SUPPLIED MATERIAL:
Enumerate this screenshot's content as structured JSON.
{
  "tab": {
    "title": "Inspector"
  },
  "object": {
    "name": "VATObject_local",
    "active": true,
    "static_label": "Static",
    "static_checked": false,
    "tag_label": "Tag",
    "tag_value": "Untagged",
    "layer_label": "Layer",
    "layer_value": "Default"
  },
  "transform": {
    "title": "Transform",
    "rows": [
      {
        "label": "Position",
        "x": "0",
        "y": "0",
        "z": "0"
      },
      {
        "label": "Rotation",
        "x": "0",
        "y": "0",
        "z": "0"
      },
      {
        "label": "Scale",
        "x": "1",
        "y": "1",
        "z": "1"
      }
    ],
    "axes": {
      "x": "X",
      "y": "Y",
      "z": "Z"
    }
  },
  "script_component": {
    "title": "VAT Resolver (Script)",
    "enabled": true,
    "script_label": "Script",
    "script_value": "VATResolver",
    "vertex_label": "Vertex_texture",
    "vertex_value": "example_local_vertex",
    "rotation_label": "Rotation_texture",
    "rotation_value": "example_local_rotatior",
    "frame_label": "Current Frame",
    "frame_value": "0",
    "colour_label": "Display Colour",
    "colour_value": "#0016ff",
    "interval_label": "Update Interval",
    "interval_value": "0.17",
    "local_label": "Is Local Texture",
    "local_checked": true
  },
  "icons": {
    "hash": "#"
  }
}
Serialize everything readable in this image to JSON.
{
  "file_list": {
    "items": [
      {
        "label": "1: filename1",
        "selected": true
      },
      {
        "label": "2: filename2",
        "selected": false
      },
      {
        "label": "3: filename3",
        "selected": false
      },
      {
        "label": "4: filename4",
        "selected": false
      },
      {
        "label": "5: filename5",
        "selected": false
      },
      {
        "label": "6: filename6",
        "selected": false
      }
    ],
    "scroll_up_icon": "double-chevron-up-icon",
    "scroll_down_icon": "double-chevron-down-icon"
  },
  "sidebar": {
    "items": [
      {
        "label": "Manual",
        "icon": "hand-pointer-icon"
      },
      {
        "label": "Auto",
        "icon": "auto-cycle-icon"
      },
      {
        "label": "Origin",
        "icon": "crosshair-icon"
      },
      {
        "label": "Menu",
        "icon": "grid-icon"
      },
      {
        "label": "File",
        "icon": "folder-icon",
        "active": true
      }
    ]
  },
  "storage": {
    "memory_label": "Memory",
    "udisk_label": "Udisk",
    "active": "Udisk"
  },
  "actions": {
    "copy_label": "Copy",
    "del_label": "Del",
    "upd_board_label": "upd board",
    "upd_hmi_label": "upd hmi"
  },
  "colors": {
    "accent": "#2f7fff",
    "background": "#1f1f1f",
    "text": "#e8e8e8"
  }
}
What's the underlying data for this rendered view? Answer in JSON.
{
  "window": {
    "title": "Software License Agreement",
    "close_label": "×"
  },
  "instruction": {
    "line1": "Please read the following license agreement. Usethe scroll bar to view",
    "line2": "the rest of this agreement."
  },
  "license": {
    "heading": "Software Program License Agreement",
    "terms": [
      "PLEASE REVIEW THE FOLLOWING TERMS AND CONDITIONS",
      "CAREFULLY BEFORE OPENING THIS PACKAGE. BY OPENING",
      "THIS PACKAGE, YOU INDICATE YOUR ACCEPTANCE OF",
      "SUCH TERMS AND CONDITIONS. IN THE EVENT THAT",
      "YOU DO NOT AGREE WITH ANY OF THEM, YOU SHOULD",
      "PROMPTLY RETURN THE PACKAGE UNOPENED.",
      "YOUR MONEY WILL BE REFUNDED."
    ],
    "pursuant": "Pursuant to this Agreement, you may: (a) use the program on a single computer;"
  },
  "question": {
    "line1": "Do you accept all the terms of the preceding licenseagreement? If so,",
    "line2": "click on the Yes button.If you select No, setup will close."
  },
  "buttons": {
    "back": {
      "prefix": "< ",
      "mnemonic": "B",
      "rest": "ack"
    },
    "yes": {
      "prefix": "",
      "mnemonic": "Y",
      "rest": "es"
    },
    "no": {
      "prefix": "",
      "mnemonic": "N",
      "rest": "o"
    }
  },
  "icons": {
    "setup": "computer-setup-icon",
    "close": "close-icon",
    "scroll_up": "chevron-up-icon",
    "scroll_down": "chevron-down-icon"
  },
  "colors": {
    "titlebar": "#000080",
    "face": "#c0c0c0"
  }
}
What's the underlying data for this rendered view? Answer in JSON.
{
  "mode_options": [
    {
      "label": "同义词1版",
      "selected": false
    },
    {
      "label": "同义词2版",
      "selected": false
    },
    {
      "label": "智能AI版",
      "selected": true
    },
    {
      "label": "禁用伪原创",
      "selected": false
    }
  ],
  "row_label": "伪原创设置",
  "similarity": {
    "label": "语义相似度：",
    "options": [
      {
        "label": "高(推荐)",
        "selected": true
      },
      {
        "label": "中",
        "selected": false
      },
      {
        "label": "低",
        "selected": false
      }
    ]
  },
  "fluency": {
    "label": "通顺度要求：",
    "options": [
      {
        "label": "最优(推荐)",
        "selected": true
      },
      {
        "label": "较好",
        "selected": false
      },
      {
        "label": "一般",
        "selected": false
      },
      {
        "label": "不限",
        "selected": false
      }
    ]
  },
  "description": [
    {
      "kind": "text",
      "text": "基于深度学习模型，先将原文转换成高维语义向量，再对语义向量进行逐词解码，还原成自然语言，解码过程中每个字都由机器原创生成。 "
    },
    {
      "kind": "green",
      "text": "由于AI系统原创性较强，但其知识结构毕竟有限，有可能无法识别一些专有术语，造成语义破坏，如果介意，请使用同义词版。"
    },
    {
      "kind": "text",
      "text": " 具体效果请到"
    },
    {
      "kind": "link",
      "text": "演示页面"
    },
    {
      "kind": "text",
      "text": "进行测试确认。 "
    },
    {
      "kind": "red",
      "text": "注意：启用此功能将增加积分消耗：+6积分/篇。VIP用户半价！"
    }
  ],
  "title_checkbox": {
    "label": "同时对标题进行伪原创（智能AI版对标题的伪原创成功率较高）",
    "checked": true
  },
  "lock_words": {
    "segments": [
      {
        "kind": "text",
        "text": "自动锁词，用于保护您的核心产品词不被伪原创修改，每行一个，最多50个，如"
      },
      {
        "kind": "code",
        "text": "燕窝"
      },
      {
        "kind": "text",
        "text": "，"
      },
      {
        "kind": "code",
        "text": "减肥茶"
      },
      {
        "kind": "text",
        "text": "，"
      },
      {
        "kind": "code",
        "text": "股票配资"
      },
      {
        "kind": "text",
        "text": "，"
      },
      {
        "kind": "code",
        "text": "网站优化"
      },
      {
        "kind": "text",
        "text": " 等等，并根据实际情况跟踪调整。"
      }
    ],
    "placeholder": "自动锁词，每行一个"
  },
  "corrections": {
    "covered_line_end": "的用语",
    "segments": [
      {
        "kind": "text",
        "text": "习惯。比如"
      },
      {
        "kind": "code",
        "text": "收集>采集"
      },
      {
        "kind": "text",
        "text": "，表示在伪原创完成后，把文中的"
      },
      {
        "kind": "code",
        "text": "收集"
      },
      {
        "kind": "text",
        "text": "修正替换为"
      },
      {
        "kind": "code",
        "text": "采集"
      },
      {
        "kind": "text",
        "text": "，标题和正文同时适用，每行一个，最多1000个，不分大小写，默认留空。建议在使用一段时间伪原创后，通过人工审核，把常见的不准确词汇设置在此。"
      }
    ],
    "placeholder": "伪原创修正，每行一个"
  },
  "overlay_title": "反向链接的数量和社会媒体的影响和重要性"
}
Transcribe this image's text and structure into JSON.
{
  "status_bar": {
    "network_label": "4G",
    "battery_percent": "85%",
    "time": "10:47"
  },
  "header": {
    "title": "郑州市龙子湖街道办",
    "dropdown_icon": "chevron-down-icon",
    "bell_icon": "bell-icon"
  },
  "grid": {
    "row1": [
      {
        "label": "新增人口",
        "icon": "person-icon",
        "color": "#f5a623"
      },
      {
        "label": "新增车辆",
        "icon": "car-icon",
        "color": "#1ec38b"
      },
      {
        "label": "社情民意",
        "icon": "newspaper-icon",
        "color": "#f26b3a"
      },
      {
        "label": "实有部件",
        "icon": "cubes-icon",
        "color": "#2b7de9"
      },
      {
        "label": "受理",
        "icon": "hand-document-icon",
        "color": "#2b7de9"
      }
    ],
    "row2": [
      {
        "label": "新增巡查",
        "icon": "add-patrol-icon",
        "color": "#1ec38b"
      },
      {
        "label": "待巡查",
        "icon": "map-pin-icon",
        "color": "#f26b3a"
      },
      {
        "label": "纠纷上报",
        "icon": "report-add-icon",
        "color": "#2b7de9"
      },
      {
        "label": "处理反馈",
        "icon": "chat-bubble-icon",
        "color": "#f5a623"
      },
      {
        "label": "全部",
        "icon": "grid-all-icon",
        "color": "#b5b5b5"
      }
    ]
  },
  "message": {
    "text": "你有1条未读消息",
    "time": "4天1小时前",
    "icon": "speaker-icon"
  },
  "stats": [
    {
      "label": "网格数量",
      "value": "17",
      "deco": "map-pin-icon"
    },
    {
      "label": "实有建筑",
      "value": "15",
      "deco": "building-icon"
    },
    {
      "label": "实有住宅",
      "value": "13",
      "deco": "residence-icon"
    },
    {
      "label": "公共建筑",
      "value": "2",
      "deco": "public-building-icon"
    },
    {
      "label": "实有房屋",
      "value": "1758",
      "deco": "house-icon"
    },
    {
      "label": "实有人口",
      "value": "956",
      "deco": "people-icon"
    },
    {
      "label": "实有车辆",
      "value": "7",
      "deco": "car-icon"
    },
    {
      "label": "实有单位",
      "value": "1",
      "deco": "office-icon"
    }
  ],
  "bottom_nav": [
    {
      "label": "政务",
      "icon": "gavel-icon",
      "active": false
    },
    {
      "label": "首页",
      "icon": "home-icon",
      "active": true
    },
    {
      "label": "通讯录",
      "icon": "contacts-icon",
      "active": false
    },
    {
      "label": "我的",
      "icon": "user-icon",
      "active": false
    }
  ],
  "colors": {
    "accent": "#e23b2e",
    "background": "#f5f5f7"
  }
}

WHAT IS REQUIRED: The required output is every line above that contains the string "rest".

SOLUTION FOR THIS TASK:
    "line2": "the rest of this agreement."
      "rest": "ack"
      "rest": "es"
      "rest": "o"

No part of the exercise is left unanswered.